### WHAT TO WORK ON
Please write out the listing exactly, with nothing altered.
# # # #
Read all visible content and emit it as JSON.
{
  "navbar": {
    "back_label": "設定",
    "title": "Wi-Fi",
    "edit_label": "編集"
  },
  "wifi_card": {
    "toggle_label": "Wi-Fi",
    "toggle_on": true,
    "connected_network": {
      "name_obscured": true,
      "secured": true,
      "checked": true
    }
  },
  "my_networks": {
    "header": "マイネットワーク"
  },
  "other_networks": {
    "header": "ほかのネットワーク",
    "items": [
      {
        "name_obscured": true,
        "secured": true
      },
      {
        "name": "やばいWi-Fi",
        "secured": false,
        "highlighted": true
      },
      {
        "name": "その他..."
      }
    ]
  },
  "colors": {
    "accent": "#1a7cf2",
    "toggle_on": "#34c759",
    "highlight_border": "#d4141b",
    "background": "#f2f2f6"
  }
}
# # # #
### RESPONSE TO THIS TASK
Read all visible content and emit it as JSON.
{
  "navbar": {
    "back_label": "設定",
    "title": "Wi-Fi",
    "edit_label": "編集"
  },
  "wifi_card": {
    "toggle_label": "Wi-Fi",
    "toggle_on": true,
    "connected_network": {
      "name_obscured": true,
      "secured": true,
      "checked": true
    }
  },
  "my_networks": {
    "header": "マイネットワーク"
  },
  "other_networks": {
    "header": "ほかのネットワーク",
    "items": [
      {
        "name_obscured": true,
        "secured": true
      },
      {
        "name": "やばいWi-Fi",
        "secured": false,
        "highlighted": true
      },
      {
        "name": "その他..."
      }
    ]
  },
  "colors": {
    "accent": "#1a7cf2",
    "toggle_on": "#34c759",
    "highlight_border": "#d4141b",
    "background": "#f2f2f6"
  }
}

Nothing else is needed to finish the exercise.